A great way for someone to learn about your organization is through a relationship with another who already supports and is engaged in the organization, and who is better equipped for this role than a member of the board of directors?
Establish concrete tools, plans and support
Charging the board with fundraising responsibilities without reasonable plans and support is likely to doom your efforts. Instead, determine how the board could most successfully engage in fundraising and make plans to support the members in this effort. With a goal to create sustainable long term results, start small to build individual and collective confidence.
Suppose you offer program tours as a first step in engaging potential donors and ask your board members to invite guests. “I don’t know who to invite,” is a common refrain and obstacle. So, instead of simply asking board members to bring people to the tours, brainstorm with them on all the connections each person may have with individuals that may share an investment in the mission and would be excited to come on a tour. You might be able to help them remember that casual conversation on the golf course with someone who cares about your organization’s issue and who would likely love to come on a tour and ultimately donate to the organization. These individual connections are the foundation of sustainable fundraising success, but the Board will need assistance in linking individual connections into a larger organizational fundraising plan and vice verse.
Together, setting expectations, providing training and concrete plans with support will go a long way in engaging board members in fundraising.
- The ASU Lodestar Center’s Nonprofit Management Institute offers great training for nonprofit professionals and volunteers in Board governance and fundraising, with online and in-person classes coming up soon.
- Our Effective Motivated Board Governance Training is available to come to your organization.
- Check out our Frequently Asked Questions section on our webpage for information on nonprofit management issues.
- You are also welcome to pose your own question to the nonprofit specialist.

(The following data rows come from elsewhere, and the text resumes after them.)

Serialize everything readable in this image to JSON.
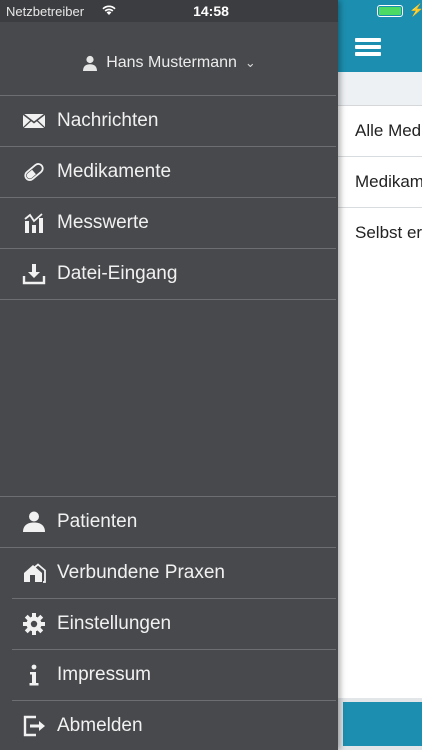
{
  "statusbar": {
    "carrier": "Netzbetreiber",
    "time": "14:58",
    "battery_color": "#4cd964"
  },
  "colors": {
    "drawer_bg": "#48494c",
    "header_accent": "#1c8fb0"
  },
  "drawer": {
    "user_name": "Hans Mustermann",
    "top_items": [
      {
        "label": "Nachrichten",
        "icon": "envelope-icon"
      },
      {
        "label": "Medikamente",
        "icon": "pill-icon"
      },
      {
        "label": "Messwerte",
        "icon": "chart-icon"
      },
      {
        "label": "Datei-Eingang",
        "icon": "download-icon"
      }
    ],
    "bottom_items": [
      {
        "label": "Patienten",
        "icon": "person-icon"
      },
      {
        "label": "Verbundene Praxen",
        "icon": "house-icon"
      },
      {
        "label": "Einstellungen",
        "icon": "gear-icon"
      },
      {
        "label": "Impressum",
        "icon": "info-icon"
      },
      {
        "label": "Abmelden",
        "icon": "logout-icon"
      }
    ]
  },
  "main": {
    "list_items": [
      "Alle Medikamente",
      "Medikamente",
      "Selbst erfasst"
    ]
  }
}
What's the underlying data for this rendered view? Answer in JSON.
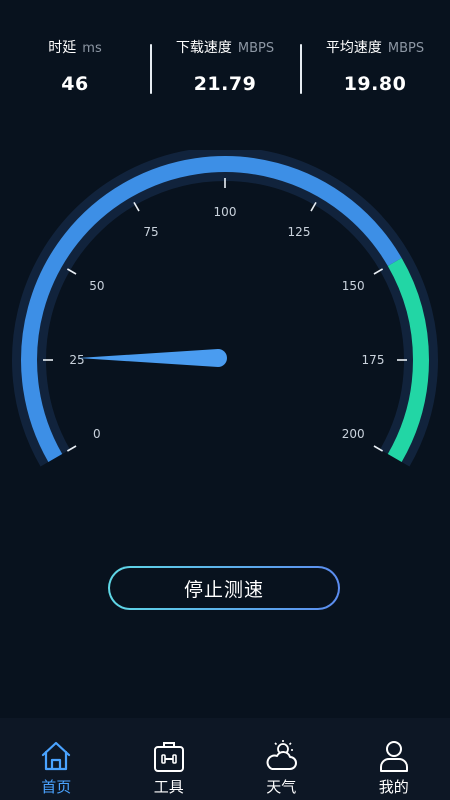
{
  "stats": [
    {
      "title": "时延",
      "unit": "ms",
      "value": "46"
    },
    {
      "title": "下载速度",
      "unit": "MBPS",
      "value": "21.79"
    },
    {
      "title": "平均速度",
      "unit": "MBPS",
      "value": "19.80"
    }
  ],
  "gauge": {
    "scale_labels": [
      "0",
      "25",
      "50",
      "75",
      "100",
      "125",
      "150",
      "175",
      "200"
    ],
    "scale_min": 0,
    "scale_max": 200,
    "needle_value": 25,
    "highlight_from": 150,
    "colors": {
      "arc": "#3d8fe6",
      "highlight": "#22d6a5",
      "needle": "#4a9cf0",
      "glow": "#13263f"
    }
  },
  "action": {
    "label": "停止测速"
  },
  "tabbar": {
    "items": [
      {
        "label": "首页",
        "icon": "home-icon",
        "active": true
      },
      {
        "label": "工具",
        "icon": "toolbox-icon",
        "active": false
      },
      {
        "label": "天气",
        "icon": "weather-icon",
        "active": false
      },
      {
        "label": "我的",
        "icon": "user-icon",
        "active": false
      }
    ]
  }
}
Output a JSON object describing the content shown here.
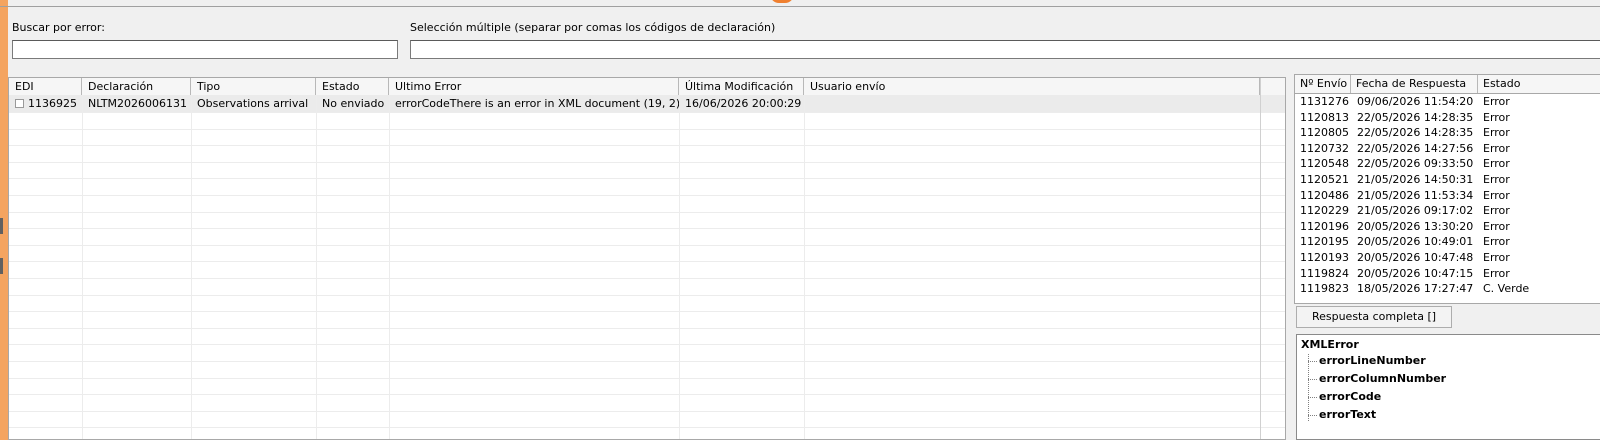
{
  "search": {
    "error_label": "Buscar por error:",
    "multi_label": "Selección múltiple (separar por comas los códigos de declaración)",
    "error_value": "",
    "multi_value": ""
  },
  "grid": {
    "columns": [
      "EDI",
      "Declaración",
      "Tipo",
      "Estado",
      "Ultimo Error",
      "Última Modificación",
      "Usuario envío"
    ],
    "rows": [
      {
        "edi": "1136925",
        "declaracion": "NLTM2026006131",
        "tipo": "Observations arrival",
        "estado": "No enviado",
        "ultimo_error": "errorCodeThere is an error in XML document (19, 2).",
        "ultima_modificacion": "16/06/2026 20:00:29",
        "usuario_envio": ""
      }
    ]
  },
  "responses": {
    "columns": [
      "Nº Envío",
      "Fecha de Respuesta",
      "Estado"
    ],
    "rows": [
      {
        "envio": "1131276",
        "fecha": "09/06/2026 11:54:20",
        "estado": "Error"
      },
      {
        "envio": "1120813",
        "fecha": "22/05/2026 14:28:35",
        "estado": "Error"
      },
      {
        "envio": "1120805",
        "fecha": "22/05/2026 14:28:35",
        "estado": "Error"
      },
      {
        "envio": "1120732",
        "fecha": "22/05/2026 14:27:56",
        "estado": "Error"
      },
      {
        "envio": "1120548",
        "fecha": "22/05/2026 09:33:50",
        "estado": "Error"
      },
      {
        "envio": "1120521",
        "fecha": "21/05/2026 14:50:31",
        "estado": "Error"
      },
      {
        "envio": "1120486",
        "fecha": "21/05/2026 11:53:34",
        "estado": "Error"
      },
      {
        "envio": "1120229",
        "fecha": "21/05/2026 09:17:02",
        "estado": "Error"
      },
      {
        "envio": "1120196",
        "fecha": "20/05/2026 13:30:20",
        "estado": "Error"
      },
      {
        "envio": "1120195",
        "fecha": "20/05/2026 10:49:01",
        "estado": "Error"
      },
      {
        "envio": "1120193",
        "fecha": "20/05/2026 10:47:48",
        "estado": "Error"
      },
      {
        "envio": "1119824",
        "fecha": "20/05/2026 10:47:15",
        "estado": "Error"
      },
      {
        "envio": "1119823",
        "fecha": "18/05/2026 17:27:47",
        "estado": "C. Verde"
      }
    ]
  },
  "full_response_button": "Respuesta completa []",
  "xml_tree": {
    "root": "XMLError",
    "children": [
      "errorLineNumber",
      "errorColumnNumber",
      "errorCode",
      "errorText"
    ]
  },
  "colors": {
    "accent_strip": "#f4a460",
    "selected_row": "#ebebeb"
  }
}
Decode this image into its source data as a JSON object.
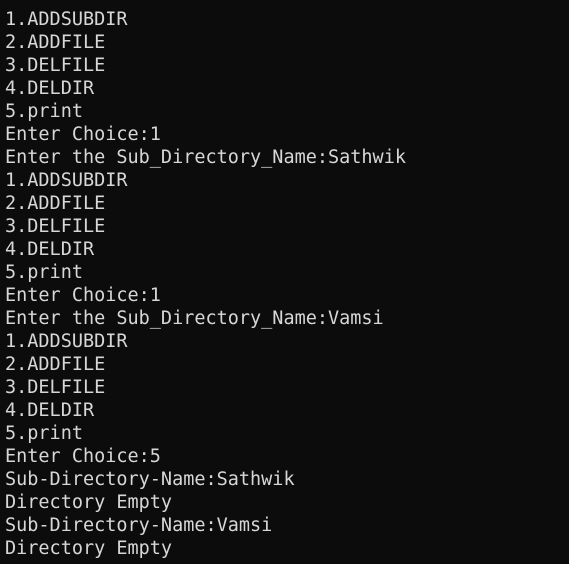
{
  "terminal": {
    "lines": [
      "1.ADDSUBDIR",
      "2.ADDFILE",
      "3.DELFILE",
      "4.DELDIR",
      "5.print",
      "Enter Choice:1",
      "Enter the Sub_Directory_Name:Sathwik",
      "1.ADDSUBDIR",
      "2.ADDFILE",
      "3.DELFILE",
      "4.DELDIR",
      "5.print",
      "Enter Choice:1",
      "Enter the Sub_Directory_Name:Vamsi",
      "1.ADDSUBDIR",
      "2.ADDFILE",
      "3.DELFILE",
      "4.DELDIR",
      "5.print",
      "Enter Choice:5",
      "Sub-Directory-Name:Sathwik",
      "Directory Empty",
      "Sub-Directory-Name:Vamsi",
      "Directory Empty"
    ]
  },
  "colors": {
    "background": "#0c0c0c",
    "text": "#d7d7d7"
  }
}
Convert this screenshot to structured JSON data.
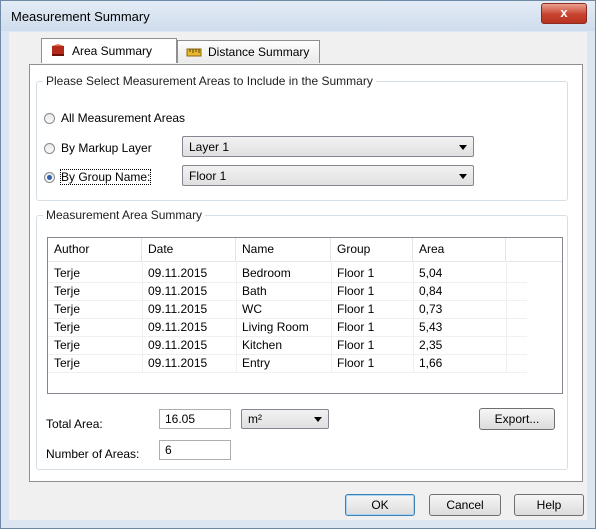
{
  "window": {
    "title": "Measurement Summary",
    "close_label": "x"
  },
  "tabs": [
    {
      "label": "Area Summary",
      "icon": "area-icon",
      "active": true
    },
    {
      "label": "Distance Summary",
      "icon": "distance-icon",
      "active": false
    }
  ],
  "select_group": {
    "title": "Please Select Measurement Areas to Include in the Summary",
    "all_label": "All Measurement Areas",
    "layer_label": "By Markup Layer",
    "layer_value": "Layer 1",
    "group_label": "By Group Name:",
    "group_value": "Floor 1",
    "selected": "group"
  },
  "summary": {
    "title": "Measurement Area Summary",
    "columns": [
      "Author",
      "Date",
      "Name",
      "Group",
      "Area"
    ],
    "rows": [
      [
        "Terje",
        "09.11.2015",
        "Bedroom",
        "Floor 1",
        "5,04"
      ],
      [
        "Terje",
        "09.11.2015",
        "Bath",
        "Floor 1",
        "0,84"
      ],
      [
        "Terje",
        "09.11.2015",
        "WC",
        "Floor 1",
        "0,73"
      ],
      [
        "Terje",
        "09.11.2015",
        "Living Room",
        "Floor 1",
        "5,43"
      ],
      [
        "Terje",
        "09.11.2015",
        "Kitchen",
        "Floor 1",
        "2,35"
      ],
      [
        "Terje",
        "09.11.2015",
        "Entry",
        "Floor 1",
        "1,66"
      ]
    ],
    "total_label": "Total Area:",
    "total_value": "16.05",
    "unit_value": "m²",
    "count_label": "Number of Areas:",
    "count_value": "6",
    "export_label": "Export..."
  },
  "buttons": {
    "ok": "OK",
    "cancel": "Cancel",
    "help": "Help"
  },
  "colors": {
    "accent": "#2c62b0",
    "close": "#c8432f",
    "area_icon": "#8a1a10",
    "distance_icon": "#d0a020"
  }
}
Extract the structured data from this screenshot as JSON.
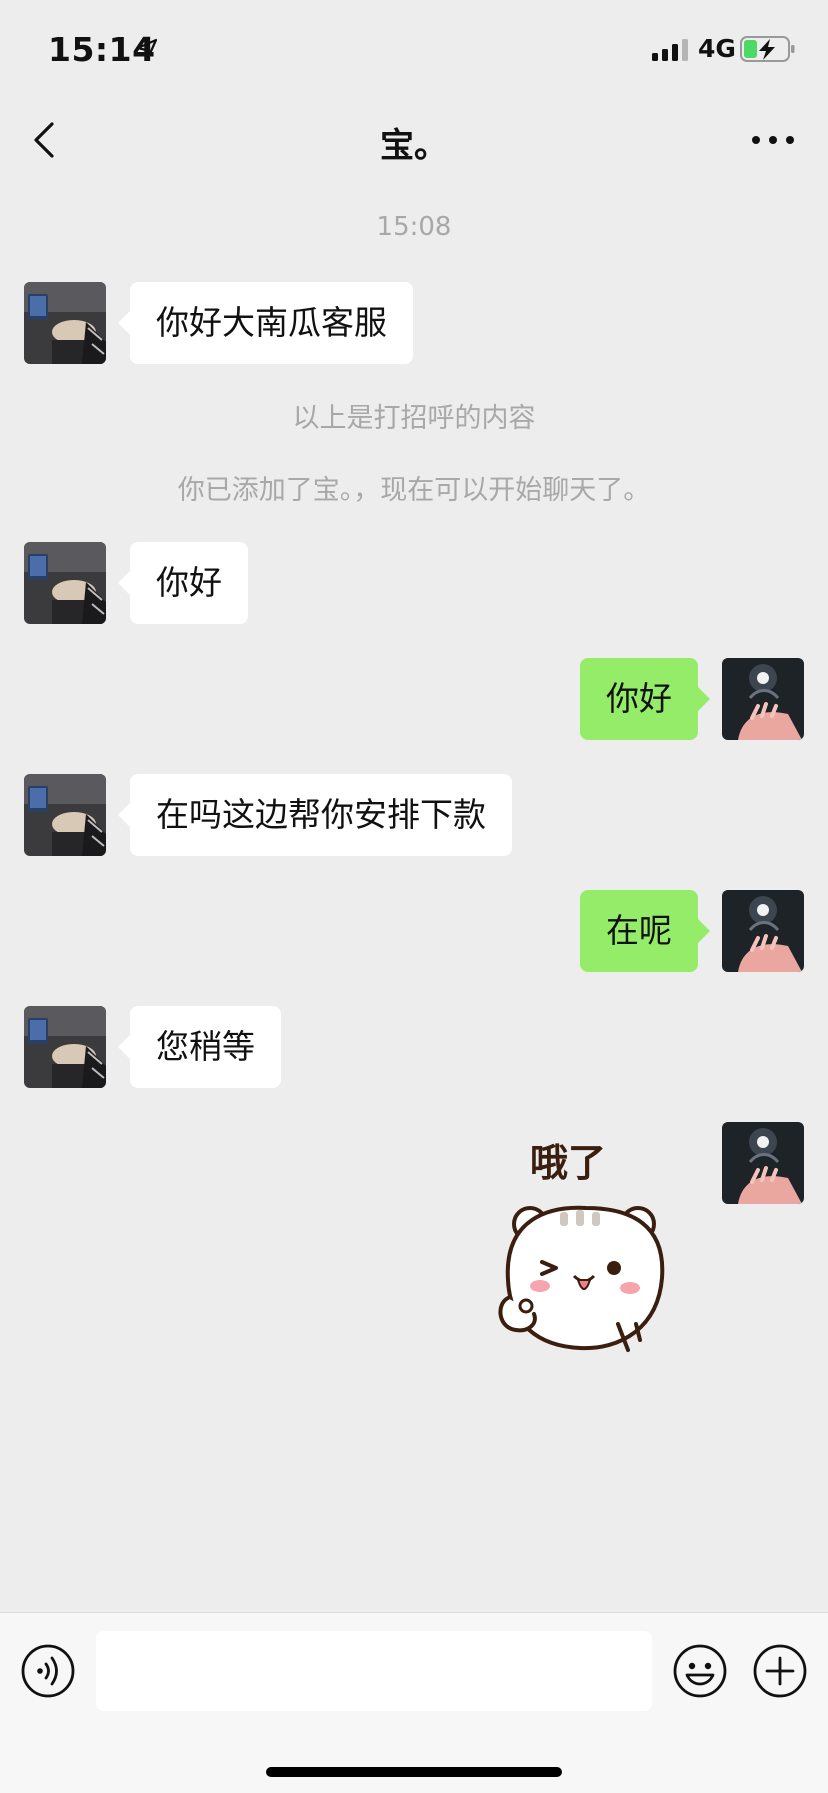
{
  "status_bar": {
    "time": "15:14",
    "network": "4G"
  },
  "header": {
    "title": "宝。"
  },
  "chat": {
    "timestamp": "15:08",
    "system_messages": [
      "以上是打招呼的内容",
      "你已添加了宝。，现在可以开始聊天了。"
    ],
    "messages": [
      {
        "sender": "other",
        "text": "你好大南瓜客服"
      },
      {
        "sender": "other",
        "text": "你好"
      },
      {
        "sender": "me",
        "text": "你好"
      },
      {
        "sender": "other",
        "text": "在吗这边帮你安排下款"
      },
      {
        "sender": "me",
        "text": "在呢"
      },
      {
        "sender": "other",
        "text": "您稍等"
      },
      {
        "sender": "me",
        "type": "sticker",
        "text": "哦了"
      }
    ]
  },
  "input": {
    "value": "",
    "placeholder": ""
  },
  "icons": {
    "back": "chevron-left-icon",
    "more": "more-dots-icon",
    "voice": "voice-icon",
    "emoji": "emoji-icon",
    "plus": "plus-icon"
  },
  "colors": {
    "background": "#ededed",
    "outgoing_bubble": "#95ec69",
    "incoming_bubble": "#ffffff",
    "system_text": "#a8a8a8",
    "battery_charge": "#4cd964"
  }
}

At age 23, Anne Byrne was the founding executive director of Denver’s rape crisis center, an organization that continues to flourish today, over 28 years later. Byrne went on to build a nationally recognized, multi-site summer and after school tutoring program for inner city youth. With 25 years of experience as an executive director of emerging nonprofit organizations, Byrne brings valuable expertise and perspective to the ASU Lodestar Center's "Ask the Nonprofit Specialists."